Permafrost is defined as rock or soil that has been at or below the freezing point of water for two or more years. Most of it is located in high latitudes in and around the Arctic and Antarctic regions. Permafrost covers nearly a quarter of the exposed land in the Northern Hemisphere.
Permafrost can contain many different materials including bedrock, sediment, organic matter, water and ice. Because of the presence of organic matter, permafrost is potentially the source of significant methane emissions if it thaws and the trapped biomass begins to rot.
A recent study looked at the results of 30 years of aerial surveys and extensive ground mapping of an area of Canada’s high Arctic polar desert known as the Eureka Sound Lowlands. This area has an extremely cold climate and the permafrost there is over 1/3 of a mile thick. It has long been assumed that this landscape was stable.
Research led by McGill University in Montreal has found that this is not the case. The increases in summer air temperatures seen in recent years are initiating widespread changes in the landscape.
A particular landform known as a retrogressive thaw slump that forms when ice within permafrost melts and the land slips down is widely occurring in the area. The absence of vegetation and layers of organic soil in these polar deserts make permafrost in the area particularly vulnerable to increases in summer air temperatures.
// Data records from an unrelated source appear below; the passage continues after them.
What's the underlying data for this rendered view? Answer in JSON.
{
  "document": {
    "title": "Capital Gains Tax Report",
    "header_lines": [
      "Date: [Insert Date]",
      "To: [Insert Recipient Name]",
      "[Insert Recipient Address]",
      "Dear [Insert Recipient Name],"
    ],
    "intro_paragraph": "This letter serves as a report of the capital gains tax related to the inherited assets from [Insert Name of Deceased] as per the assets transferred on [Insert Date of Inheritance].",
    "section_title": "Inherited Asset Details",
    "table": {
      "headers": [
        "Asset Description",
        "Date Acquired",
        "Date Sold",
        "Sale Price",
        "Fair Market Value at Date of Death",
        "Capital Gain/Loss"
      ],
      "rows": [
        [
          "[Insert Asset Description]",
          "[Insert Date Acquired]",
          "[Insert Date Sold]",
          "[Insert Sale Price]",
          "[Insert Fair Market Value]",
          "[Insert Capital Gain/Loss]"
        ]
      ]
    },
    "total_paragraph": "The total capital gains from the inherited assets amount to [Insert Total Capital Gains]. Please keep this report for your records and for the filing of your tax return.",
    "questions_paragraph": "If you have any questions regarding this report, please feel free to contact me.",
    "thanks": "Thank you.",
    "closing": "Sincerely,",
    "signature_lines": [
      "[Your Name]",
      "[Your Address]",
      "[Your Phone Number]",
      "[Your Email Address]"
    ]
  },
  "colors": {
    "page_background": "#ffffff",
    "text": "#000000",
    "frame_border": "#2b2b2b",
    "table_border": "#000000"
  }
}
The research indicates that despite the cold polar desert conditions that characterize much of the high Arctic, the interaction between ice-rich permafrost systems and climate factors is complex and the links between global warming and permafrost degradation are not well understood.
Photo, posted August 11, 2018, courtesy of Flickr.